Horton asserts what veterans really need are “opportunities … to flourish after their service.” He adds, “There is a trio of veterans organizations dedicated to exactly that. The Mission Continues and Team Rubicon focus on rebuilding community and regaining the sense of mission that dissipated after service. The Pat Tillman Foundation provides continued education for veterans who show potential to lead across all sectors. All three groups have recognized the work isn’t over for veterans of Iraq and Afghanistan, and what we’ve carried so far is of great use to the country. But follow them closely and you’ll find their members match determination with humility. There is much to do, and, much to learn. If you want to contribute something toward veterans in a tangible way without the condescension of giving us baseball tickets and parades, these organizations are a great place to start.”

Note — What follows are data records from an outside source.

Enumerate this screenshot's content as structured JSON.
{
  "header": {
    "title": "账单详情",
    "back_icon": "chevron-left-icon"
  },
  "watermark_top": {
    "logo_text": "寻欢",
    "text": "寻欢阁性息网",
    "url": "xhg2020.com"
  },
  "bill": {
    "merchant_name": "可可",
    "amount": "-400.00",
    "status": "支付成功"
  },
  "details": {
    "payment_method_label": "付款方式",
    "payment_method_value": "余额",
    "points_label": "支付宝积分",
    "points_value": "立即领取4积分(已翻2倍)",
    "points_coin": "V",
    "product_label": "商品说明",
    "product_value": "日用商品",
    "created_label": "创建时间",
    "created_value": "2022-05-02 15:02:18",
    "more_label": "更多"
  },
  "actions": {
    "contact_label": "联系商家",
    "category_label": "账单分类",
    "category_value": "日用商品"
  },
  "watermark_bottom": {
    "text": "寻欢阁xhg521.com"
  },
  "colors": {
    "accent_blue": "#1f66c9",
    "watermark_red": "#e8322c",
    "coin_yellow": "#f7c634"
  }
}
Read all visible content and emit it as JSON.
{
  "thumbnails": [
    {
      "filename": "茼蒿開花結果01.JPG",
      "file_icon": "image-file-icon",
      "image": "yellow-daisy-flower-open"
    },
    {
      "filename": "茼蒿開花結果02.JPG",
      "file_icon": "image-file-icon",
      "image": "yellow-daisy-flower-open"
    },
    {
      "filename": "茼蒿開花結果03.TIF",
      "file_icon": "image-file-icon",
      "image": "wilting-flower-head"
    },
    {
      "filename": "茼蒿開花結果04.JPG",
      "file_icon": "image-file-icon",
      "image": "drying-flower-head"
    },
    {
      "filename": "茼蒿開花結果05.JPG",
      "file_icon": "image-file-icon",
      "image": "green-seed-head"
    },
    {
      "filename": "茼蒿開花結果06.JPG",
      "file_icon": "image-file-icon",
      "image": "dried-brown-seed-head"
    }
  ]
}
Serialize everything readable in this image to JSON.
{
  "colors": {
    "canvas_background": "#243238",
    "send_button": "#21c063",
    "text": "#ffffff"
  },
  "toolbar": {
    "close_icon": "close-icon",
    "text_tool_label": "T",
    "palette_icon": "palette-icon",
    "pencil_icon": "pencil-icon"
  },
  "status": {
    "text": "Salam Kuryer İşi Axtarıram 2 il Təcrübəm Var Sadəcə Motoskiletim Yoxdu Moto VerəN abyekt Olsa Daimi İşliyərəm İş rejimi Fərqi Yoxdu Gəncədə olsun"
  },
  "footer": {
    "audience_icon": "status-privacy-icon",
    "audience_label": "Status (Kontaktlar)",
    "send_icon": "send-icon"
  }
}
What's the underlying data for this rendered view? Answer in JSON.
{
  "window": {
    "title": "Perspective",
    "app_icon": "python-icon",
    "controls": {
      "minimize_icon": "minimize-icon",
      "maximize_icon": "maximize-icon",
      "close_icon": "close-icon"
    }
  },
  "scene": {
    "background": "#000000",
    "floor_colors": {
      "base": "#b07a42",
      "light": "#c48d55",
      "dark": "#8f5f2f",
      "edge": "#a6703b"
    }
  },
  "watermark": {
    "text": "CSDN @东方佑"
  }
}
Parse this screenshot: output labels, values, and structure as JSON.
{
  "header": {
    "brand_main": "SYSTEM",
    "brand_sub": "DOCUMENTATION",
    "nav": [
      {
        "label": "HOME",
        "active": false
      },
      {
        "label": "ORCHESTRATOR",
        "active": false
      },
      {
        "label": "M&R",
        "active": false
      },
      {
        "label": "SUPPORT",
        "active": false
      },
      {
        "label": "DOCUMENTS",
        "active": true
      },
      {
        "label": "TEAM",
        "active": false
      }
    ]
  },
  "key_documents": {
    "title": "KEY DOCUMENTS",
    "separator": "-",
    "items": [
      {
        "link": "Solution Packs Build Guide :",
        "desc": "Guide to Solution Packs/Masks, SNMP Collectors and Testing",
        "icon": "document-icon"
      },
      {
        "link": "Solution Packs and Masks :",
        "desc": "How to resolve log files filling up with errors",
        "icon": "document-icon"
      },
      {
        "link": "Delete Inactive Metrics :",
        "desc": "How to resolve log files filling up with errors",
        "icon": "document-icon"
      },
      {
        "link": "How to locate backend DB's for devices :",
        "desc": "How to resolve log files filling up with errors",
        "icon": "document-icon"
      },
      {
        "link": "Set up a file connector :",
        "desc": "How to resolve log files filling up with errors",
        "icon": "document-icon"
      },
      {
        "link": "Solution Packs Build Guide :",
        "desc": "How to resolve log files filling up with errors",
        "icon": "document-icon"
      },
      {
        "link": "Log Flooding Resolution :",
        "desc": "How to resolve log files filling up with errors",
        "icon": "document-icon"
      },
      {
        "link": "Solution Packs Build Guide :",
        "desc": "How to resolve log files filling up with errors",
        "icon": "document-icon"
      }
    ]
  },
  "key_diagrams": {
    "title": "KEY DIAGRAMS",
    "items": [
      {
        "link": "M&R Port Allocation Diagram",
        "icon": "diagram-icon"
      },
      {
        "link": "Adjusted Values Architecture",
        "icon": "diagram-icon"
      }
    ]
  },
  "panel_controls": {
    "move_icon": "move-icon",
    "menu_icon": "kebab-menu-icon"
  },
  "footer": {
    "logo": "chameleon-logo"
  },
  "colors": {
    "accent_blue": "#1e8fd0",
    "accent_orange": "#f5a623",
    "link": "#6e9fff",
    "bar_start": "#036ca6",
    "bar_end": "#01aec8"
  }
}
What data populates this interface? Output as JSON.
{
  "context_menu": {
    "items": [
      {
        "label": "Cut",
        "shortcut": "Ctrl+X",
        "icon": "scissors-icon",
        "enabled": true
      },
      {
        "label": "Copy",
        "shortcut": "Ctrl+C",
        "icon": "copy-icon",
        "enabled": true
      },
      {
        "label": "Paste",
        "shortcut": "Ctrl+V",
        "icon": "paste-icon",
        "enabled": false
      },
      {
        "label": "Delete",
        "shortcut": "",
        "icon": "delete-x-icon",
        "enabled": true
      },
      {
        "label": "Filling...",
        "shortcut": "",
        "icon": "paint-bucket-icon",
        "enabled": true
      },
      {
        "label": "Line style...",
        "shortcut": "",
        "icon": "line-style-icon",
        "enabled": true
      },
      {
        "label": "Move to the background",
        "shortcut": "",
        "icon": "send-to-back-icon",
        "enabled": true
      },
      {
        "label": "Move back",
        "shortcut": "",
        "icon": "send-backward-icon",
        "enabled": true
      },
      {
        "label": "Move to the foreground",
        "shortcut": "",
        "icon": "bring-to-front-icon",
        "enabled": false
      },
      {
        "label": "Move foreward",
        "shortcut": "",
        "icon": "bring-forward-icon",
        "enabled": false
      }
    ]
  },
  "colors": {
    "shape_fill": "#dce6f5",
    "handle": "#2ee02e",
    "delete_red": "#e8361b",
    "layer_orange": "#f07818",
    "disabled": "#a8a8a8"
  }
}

Another group, the families of veterans, rarely gets the notice it deserves or the thanks and recognition it has earned. Often you’ll see someone thank a veteran for his or her service while they are standing with their family members. The person showing gratitude rarely thinks of the sacrifices families have to make so that military personnel can serve. While they might not face the terrors of war, they nevertheless sacrifice much to support our service members. Next time you thank a veteran for his or her service in the presence of their family, take the time to thank the family as well. It will mean a lot to both the veteran and the family. American men and woman continue to fight and die around the world for our freedoms. Please join us at Enterra Solutions® in honoring them — along with all veterans and their families — on this Veterans Day.
 “Veterans Day,” History.com.
 “The History of Veterans Day,” 11 November 2016.
 Marguerite Guzman Bouvard, “A Brief History of the Wars in Iraq and Afghanistan,” UTNE Reader, October 2012.
 Alex Horton, “Help Veterans by Taking Them Off the Pedestal,” The Atlantic, 10 November 2013.